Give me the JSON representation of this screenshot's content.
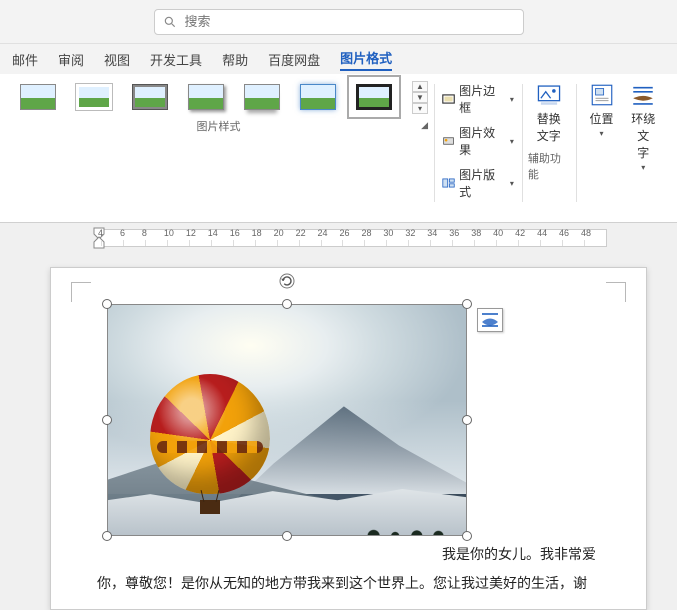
{
  "search": {
    "placeholder": "搜索"
  },
  "tabs": {
    "mail": "邮件",
    "review": "审阅",
    "view": "视图",
    "dev": "开发工具",
    "help": "帮助",
    "baidu": "百度网盘",
    "picformat": "图片格式"
  },
  "ribbon": {
    "styles_label": "图片样式",
    "border": "图片边框",
    "effects": "图片效果",
    "layout": "图片版式",
    "alt_text": "替换\n文字",
    "acc_label": "辅助功能",
    "position": "位置",
    "wrap": "环绕文\n字"
  },
  "ruler": {
    "ticks": [
      "4",
      "6",
      "8",
      "10",
      "12",
      "14",
      "16",
      "18",
      "20",
      "22",
      "24",
      "26",
      "28",
      "30",
      "32",
      "34",
      "36",
      "38",
      "40",
      "42",
      "44",
      "46",
      "48"
    ]
  },
  "doc": {
    "line1": "我是你的女儿。我非常爱",
    "line2": "你，尊敬您！是你从无知的地方带我来到这个世界上。您让我过美好的生活，谢"
  }
}
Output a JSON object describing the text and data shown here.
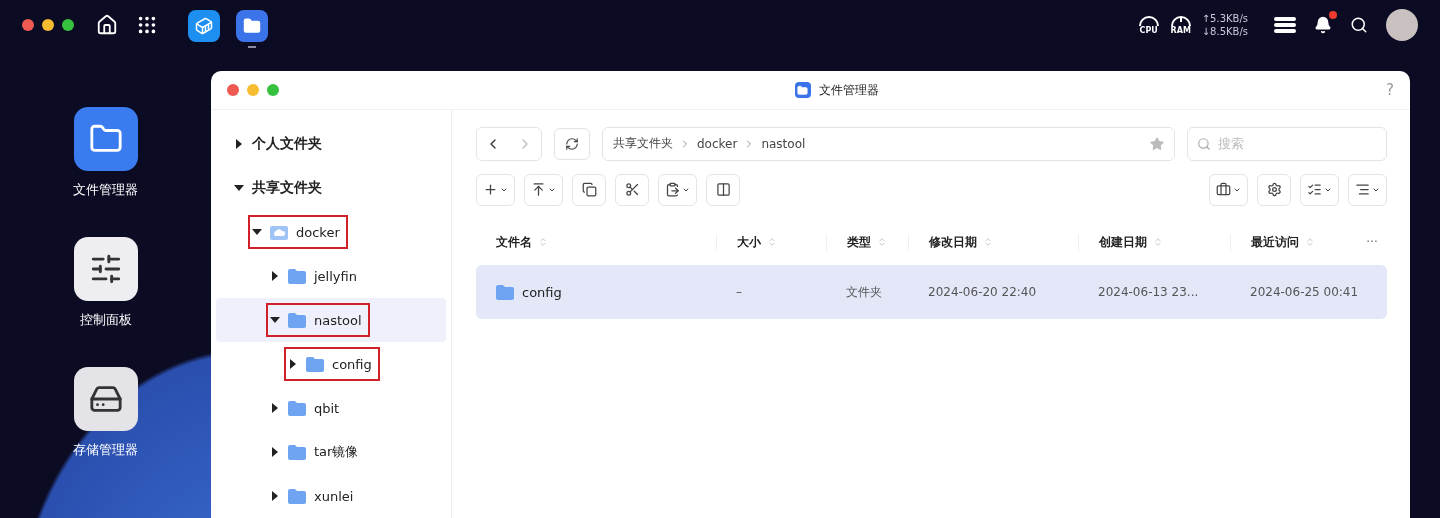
{
  "top_bar": {
    "apps": [
      {
        "kind": "docker",
        "selected": false
      },
      {
        "kind": "files",
        "selected": true
      }
    ],
    "cpu_label": "CPU",
    "ram_label": "RAM",
    "upload": "↑5.3KB/s",
    "download": "↓8.5KB/s",
    "has_notification": true
  },
  "desktop_icons": [
    {
      "kind": "files",
      "label": "文件管理器"
    },
    {
      "kind": "control",
      "label": "控制面板"
    },
    {
      "kind": "storage",
      "label": "存储管理器"
    }
  ],
  "window": {
    "title": "文件管理器",
    "help": "?"
  },
  "sidebar": {
    "items": [
      {
        "label": "个人文件夹",
        "kind": "root",
        "expanded": false,
        "selected": false,
        "annotated": false
      },
      {
        "label": "共享文件夹",
        "kind": "root",
        "expanded": true,
        "selected": false,
        "annotated": false,
        "children": [
          {
            "label": "docker",
            "kind": "shared",
            "expanded": true,
            "selected": false,
            "annotated": true,
            "children": [
              {
                "label": "jellyfin",
                "kind": "folder",
                "expanded": false,
                "selected": false,
                "annotated": false
              },
              {
                "label": "nastool",
                "kind": "folder",
                "expanded": true,
                "selected": true,
                "annotated": true,
                "children": [
                  {
                    "label": "config",
                    "kind": "folder",
                    "expanded": false,
                    "selected": false,
                    "annotated": true
                  }
                ]
              },
              {
                "label": "qbit",
                "kind": "folder",
                "expanded": false,
                "selected": false,
                "annotated": false
              },
              {
                "label": "tar镜像",
                "kind": "folder",
                "expanded": false,
                "selected": false,
                "annotated": false
              },
              {
                "label": "xunlei",
                "kind": "folder",
                "expanded": false,
                "selected": false,
                "annotated": false
              }
            ]
          }
        ]
      }
    ]
  },
  "breadcrumb": [
    "共享文件夹",
    "docker",
    "nastool"
  ],
  "search": {
    "placeholder": "搜索"
  },
  "toolbar_left": [
    {
      "kind": "new",
      "caret": true
    },
    {
      "kind": "upload",
      "caret": true
    },
    {
      "kind": "copy",
      "caret": false
    },
    {
      "kind": "cut",
      "caret": false
    },
    {
      "kind": "paste",
      "caret": true
    },
    {
      "kind": "compress",
      "caret": false
    }
  ],
  "toolbar_right": [
    {
      "kind": "briefcase",
      "caret": true
    },
    {
      "kind": "settings",
      "caret": false
    },
    {
      "kind": "list",
      "caret": true
    },
    {
      "kind": "sort",
      "caret": true
    }
  ],
  "table": {
    "columns": [
      "文件名",
      "大小",
      "类型",
      "修改日期",
      "创建日期",
      "最近访问"
    ],
    "more": "···",
    "rows": [
      {
        "selected": true,
        "cells": [
          "config",
          "–",
          "文件夹",
          "2024-06-20 22:40",
          "2024-06-13 23...",
          "2024-06-25 00:41"
        ]
      }
    ]
  }
}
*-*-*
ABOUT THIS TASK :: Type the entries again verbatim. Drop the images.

YOUR RESPONSE ::
Give me the JSON representation of this screenshot's content.
{
  "search": {
    "placeholder": "搜索"
  },
  "tabs": {
    "mail": "邮件",
    "review": "审阅",
    "view": "视图",
    "dev": "开发工具",
    "help": "帮助",
    "baidu": "百度网盘",
    "picformat": "图片格式"
  },
  "ribbon": {
    "styles_label": "图片样式",
    "border": "图片边框",
    "effects": "图片效果",
    "layout": "图片版式",
    "alt_text": "替换\n文字",
    "acc_label": "辅助功能",
    "position": "位置",
    "wrap": "环绕文\n字"
  },
  "ruler": {
    "ticks": [
      "4",
      "6",
      "8",
      "10",
      "12",
      "14",
      "16",
      "18",
      "20",
      "22",
      "24",
      "26",
      "28",
      "30",
      "32",
      "34",
      "36",
      "38",
      "40",
      "42",
      "44",
      "46",
      "48"
    ]
  },
  "doc": {
    "line1": "我是你的女儿。我非常爱",
    "line2": "你，尊敬您！是你从无知的地方带我来到这个世界上。您让我过美好的生活，谢"
  }
}
Output a JSON object describing the text and data shown here.
{
  "top_bar": {
    "apps": [
      {
        "kind": "docker",
        "selected": false
      },
      {
        "kind": "files",
        "selected": true
      }
    ],
    "cpu_label": "CPU",
    "ram_label": "RAM",
    "upload": "↑5.3KB/s",
    "download": "↓8.5KB/s",
    "has_notification": true
  },
  "desktop_icons": [
    {
      "kind": "files",
      "label": "文件管理器"
    },
    {
      "kind": "control",
      "label": "控制面板"
    },
    {
      "kind": "storage",
      "label": "存储管理器"
    }
  ],
  "window": {
    "title": "文件管理器",
    "help": "?"
  },
  "sidebar": {
    "items": [
      {
        "label": "个人文件夹",
        "kind": "root",
        "expanded": false,
        "selected": false,
        "annotated": false
      },
      {
        "label": "共享文件夹",
        "kind": "root",
        "expanded": true,
        "selected": false,
        "annotated": false,
        "children": [
          {
            "label": "docker",
            "kind": "shared",
            "expanded": true,
            "selected": false,
            "annotated": true,
            "children": [
              {
                "label": "jellyfin",
                "kind": "folder",
                "expanded": false,
                "selected": false,
                "annotated": false
              },
              {
                "label": "nastool",
                "kind": "folder",
                "expanded": true,
                "selected": true,
                "annotated": true,
                "children": [
                  {
                    "label": "config",
                    "kind": "folder",
                    "expanded": false,
                    "selected": false,
                    "annotated": true
                  }
                ]
              },
              {
                "label": "qbit",
                "kind": "folder",
                "expanded": false,
                "selected": false,
                "annotated": false
              },
              {
                "label": "tar镜像",
                "kind": "folder",
                "expanded": false,
                "selected": false,
                "annotated": false
              },
              {
                "label": "xunlei",
                "kind": "folder",
                "expanded": false,
                "selected": false,
                "annotated": false
              }
            ]
          }
        ]
      }
    ]
  },
  "breadcrumb": [
    "共享文件夹",
    "docker",
    "nastool"
  ],
  "search": {
    "placeholder": "搜索"
  },
  "toolbar_left": [
    {
      "kind": "new",
      "caret": true
    },
    {
      "kind": "upload",
      "caret": true
    },
    {
      "kind": "copy",
      "caret": false
    },
    {
      "kind": "cut",
      "caret": false
    },
    {
      "kind": "paste",
      "caret": true
    },
    {
      "kind": "compress",
      "caret": false
    }
  ],
  "toolbar_right": [
    {
      "kind": "briefcase",
      "caret": true
    },
    {
      "kind": "settings",
      "caret": false
    },
    {
      "kind": "list",
      "caret": true
    },
    {
      "kind": "sort",
      "caret": true
    }
  ],
  "table": {
    "columns": [
      "文件名",
      "大小",
      "类型",
      "修改日期",
      "创建日期",
      "最近访问"
    ],
    "more": "···",
    "rows": [
      {
        "selected": true,
        "cells": [
          "config",
          "–",
          "文件夹",
          "2024-06-20 22:40",
          "2024-06-13 23...",
          "2024-06-25 00:41"
        ]
      }
    ]
  }
}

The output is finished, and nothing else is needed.